How to Blend Your House Exterior With a New Addition
Putting a new addition onto your home can be an excellent way to increase your square footage without having to sacrifice all the things you love about your neighborhood and your existing house.
If your community’s zoning laws allow it, it is possible to change the whole look and feel of your home exterior with a simple addition.
What if you don’t want to or can’t afford to change the entire look of your house?
We have all seen those houses with awkward boxes attached; the added room with no visual relation to the original structure.
The owners were focusing on adding interior space without thinking through how it would make the outside of their houses look.
What is the right way to build a new addition?
How can you add needed square footage without ruining the exterior of your house?
New Addition Factors to Consider
If you have a historic home, you likely have zoning laws that will dictate how your addition must look on its exterior.
However, for most neighborhoods, you will only be limited by building codes.
One of the best ways to keep the integrity of your home is to make sure the addition mimics the roofline of your existing house.
If your house is a two-story Victorian, even a single story along the back can look integrated if the rooflines are the same. The same goes for the horizontal lines of a prairie style ranch house.
If you want to change the look and style of your house, the opposite is true. Often, the best way to make everything look new is to create a unique roofline that changes the original and integrates the addition.
Without talking about materials, the second most crucial element to consider when building an addition is the proportions in the existing structure.
As much as you can while obeying building codes, creating new windows, doors, ceiling heights, and room sizes to match the original will make an addition feel less jarring.
Window companies are increasingly selling units in historical proportions and muntin patterns that can match windows in old houses.
In addition, it is best to choose an addition in proportion to the rest of the house.
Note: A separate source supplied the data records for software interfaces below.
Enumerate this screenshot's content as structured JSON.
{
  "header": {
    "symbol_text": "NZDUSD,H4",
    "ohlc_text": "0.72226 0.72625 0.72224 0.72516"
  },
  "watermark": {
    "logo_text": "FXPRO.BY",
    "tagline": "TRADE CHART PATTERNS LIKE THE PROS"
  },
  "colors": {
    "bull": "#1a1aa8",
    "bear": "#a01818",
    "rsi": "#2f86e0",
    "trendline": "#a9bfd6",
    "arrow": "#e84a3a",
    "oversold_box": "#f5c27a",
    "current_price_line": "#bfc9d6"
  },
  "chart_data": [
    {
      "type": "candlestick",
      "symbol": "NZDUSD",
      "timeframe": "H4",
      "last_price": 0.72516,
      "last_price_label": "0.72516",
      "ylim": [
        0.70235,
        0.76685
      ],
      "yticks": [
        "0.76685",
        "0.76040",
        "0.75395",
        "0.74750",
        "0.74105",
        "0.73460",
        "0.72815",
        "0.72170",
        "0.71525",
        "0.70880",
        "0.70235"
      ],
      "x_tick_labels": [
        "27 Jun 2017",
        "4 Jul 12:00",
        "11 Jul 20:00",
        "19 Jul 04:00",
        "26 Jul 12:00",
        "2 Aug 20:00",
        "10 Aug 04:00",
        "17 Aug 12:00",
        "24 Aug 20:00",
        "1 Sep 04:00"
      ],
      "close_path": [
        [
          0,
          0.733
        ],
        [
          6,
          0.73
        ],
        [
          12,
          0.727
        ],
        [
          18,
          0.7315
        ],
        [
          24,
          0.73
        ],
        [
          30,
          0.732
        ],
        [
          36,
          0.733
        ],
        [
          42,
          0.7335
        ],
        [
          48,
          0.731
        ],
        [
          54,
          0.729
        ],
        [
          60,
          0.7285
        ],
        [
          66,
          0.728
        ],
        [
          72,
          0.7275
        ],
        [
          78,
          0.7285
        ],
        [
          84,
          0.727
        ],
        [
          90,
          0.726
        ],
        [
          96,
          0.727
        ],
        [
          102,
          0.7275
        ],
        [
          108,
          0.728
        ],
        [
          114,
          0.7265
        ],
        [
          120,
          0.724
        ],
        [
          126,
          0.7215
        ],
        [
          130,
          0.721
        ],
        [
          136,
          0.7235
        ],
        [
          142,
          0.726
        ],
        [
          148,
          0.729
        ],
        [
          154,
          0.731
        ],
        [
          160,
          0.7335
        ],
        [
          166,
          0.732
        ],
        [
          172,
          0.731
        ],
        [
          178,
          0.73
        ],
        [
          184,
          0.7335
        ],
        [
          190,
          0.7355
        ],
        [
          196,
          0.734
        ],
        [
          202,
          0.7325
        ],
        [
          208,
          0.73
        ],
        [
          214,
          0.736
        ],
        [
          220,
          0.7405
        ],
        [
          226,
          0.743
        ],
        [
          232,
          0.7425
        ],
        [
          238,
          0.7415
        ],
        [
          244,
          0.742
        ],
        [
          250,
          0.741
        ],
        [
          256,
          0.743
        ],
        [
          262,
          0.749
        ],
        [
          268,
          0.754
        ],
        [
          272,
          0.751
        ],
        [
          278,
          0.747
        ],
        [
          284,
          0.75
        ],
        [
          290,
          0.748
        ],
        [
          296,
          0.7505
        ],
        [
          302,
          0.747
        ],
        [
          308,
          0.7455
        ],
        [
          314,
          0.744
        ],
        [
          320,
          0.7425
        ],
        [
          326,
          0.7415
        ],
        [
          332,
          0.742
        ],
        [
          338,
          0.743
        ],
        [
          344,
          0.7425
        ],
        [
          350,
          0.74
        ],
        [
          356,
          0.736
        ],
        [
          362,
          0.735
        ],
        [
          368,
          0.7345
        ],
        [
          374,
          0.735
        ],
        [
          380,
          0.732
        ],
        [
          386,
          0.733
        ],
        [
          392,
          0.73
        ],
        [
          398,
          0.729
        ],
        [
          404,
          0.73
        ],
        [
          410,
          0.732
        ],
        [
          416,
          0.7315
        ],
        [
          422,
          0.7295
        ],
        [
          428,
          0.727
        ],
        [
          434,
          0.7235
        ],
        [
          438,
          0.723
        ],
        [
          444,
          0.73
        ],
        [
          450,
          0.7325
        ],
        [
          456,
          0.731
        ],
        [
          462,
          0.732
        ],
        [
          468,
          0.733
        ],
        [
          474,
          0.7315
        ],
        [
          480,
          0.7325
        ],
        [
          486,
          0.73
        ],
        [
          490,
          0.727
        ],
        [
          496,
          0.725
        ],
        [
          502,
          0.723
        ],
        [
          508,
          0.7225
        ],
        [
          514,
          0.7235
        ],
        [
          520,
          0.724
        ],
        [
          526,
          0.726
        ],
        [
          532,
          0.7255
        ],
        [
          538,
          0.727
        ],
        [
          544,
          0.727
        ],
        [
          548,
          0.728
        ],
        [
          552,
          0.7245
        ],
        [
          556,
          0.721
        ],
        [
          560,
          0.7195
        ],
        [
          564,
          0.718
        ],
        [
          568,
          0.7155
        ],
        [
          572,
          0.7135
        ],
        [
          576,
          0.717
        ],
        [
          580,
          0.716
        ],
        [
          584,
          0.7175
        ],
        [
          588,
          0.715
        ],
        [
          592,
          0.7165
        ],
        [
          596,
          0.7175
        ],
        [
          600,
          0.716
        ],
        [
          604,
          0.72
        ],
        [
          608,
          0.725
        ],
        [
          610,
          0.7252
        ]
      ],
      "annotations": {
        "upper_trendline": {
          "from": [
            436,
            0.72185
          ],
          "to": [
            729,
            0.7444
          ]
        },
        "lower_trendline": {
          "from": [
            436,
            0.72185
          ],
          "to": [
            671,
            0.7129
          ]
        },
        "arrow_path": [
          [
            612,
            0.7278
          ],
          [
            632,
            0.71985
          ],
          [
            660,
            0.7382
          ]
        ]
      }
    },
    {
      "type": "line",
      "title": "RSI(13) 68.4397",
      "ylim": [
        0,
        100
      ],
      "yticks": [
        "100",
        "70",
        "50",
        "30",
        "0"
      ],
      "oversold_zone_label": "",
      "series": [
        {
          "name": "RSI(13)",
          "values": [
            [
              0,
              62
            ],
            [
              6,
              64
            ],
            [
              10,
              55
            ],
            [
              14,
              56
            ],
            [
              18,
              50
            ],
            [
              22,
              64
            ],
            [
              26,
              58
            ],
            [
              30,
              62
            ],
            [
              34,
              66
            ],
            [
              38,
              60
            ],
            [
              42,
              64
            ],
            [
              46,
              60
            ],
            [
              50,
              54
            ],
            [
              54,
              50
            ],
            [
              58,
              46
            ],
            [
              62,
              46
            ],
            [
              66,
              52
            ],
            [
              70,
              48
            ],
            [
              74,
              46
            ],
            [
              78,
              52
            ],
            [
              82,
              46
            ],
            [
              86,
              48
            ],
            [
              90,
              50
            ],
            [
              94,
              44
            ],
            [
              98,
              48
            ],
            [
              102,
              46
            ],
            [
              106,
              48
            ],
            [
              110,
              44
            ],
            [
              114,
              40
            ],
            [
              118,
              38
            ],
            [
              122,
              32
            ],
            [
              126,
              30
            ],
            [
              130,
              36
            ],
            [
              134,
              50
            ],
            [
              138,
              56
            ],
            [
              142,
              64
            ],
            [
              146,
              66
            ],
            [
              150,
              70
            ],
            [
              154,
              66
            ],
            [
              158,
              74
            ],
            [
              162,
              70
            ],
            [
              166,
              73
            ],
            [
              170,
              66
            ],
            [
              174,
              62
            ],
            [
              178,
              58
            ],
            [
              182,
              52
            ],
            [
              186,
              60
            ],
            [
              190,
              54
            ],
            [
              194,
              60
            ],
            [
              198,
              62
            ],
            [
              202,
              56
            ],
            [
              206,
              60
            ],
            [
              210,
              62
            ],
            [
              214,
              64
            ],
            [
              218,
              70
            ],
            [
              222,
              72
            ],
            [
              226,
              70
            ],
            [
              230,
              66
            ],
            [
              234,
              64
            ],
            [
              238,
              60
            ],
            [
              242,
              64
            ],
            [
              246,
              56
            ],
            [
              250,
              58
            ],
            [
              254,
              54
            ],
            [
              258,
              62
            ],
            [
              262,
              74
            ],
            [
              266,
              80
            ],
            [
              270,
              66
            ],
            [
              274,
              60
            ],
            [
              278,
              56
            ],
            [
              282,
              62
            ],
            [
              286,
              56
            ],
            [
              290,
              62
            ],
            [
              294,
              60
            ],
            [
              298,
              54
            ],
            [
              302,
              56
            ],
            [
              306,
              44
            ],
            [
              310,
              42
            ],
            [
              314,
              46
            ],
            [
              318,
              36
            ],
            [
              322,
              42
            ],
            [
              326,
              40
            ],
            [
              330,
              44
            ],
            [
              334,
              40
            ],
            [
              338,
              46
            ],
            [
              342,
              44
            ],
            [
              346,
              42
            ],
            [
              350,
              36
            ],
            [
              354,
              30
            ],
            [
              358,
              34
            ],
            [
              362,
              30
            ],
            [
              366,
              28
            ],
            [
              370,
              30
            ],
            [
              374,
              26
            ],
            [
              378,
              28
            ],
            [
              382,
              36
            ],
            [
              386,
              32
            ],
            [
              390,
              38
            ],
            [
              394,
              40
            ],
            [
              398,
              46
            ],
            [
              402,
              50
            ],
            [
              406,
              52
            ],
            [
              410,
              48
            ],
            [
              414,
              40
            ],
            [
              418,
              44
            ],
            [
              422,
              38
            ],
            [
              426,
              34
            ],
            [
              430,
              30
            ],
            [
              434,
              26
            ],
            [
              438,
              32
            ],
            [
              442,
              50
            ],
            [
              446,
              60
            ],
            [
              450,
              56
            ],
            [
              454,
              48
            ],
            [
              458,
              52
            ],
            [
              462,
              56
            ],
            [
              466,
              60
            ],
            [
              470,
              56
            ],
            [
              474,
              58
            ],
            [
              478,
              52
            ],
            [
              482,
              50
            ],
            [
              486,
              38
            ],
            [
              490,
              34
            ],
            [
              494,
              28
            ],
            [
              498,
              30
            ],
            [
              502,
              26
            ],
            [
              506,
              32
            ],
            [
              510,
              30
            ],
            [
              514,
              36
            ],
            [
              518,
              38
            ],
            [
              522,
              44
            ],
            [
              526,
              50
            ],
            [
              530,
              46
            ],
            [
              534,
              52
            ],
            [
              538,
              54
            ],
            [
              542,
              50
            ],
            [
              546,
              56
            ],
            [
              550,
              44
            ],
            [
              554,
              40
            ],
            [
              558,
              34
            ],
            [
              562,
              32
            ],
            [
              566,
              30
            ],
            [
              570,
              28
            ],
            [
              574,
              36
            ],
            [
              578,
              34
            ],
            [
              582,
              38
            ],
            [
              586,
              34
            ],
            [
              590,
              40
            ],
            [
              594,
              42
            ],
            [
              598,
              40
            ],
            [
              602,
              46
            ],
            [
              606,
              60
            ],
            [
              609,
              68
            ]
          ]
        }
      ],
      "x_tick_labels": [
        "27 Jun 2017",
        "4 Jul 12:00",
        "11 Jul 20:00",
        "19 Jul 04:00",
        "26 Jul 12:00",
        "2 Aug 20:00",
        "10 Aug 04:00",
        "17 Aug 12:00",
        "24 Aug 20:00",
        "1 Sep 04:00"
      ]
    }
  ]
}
If you’re adding 2,000 square feet to a 1,200 square foot house, it’s very likely to dwarf the original structure.
Where you put your addition can make a big difference between a sore thumb and a seamless match.
If you live in a neighborhood full of houses of a similar style, study what has been done to them over the years.
Architectural services come in handy during this stage, as a professional will see possibilities where you may not.
Often, the way to get extra space may be more elegant than the one-room addition off the back you had planned.
The different materials other than the original materials are where most of us notice awkward additions.
Sometimes it is not possible to match materials. For example, old brick and mortar is impossible to match. In those cases, you can choose another period-correct material.
Wood siding can be matched and re-painted. However, new cedar shakes won’t have the weathered hue of old shakes.
If you can incorporate stone or brick into the new design, it often elevates the look of your house overall.
Vinyl siding tends to fade after a few years. Even if your vinyl siding is still in production, you may need to replace all of it at once to prevent the apparent line between old and new.
Bringing it Home
There are several considerations when you are planning to put an addition onto your home: roofline, proportions, placement, and materials.
If you are not sure where to start, but you know you need square footage and that your finished product needs to look seamless, contact a professional today.
As always, we would be happy to help with any questions about a new addition on your home that you may have.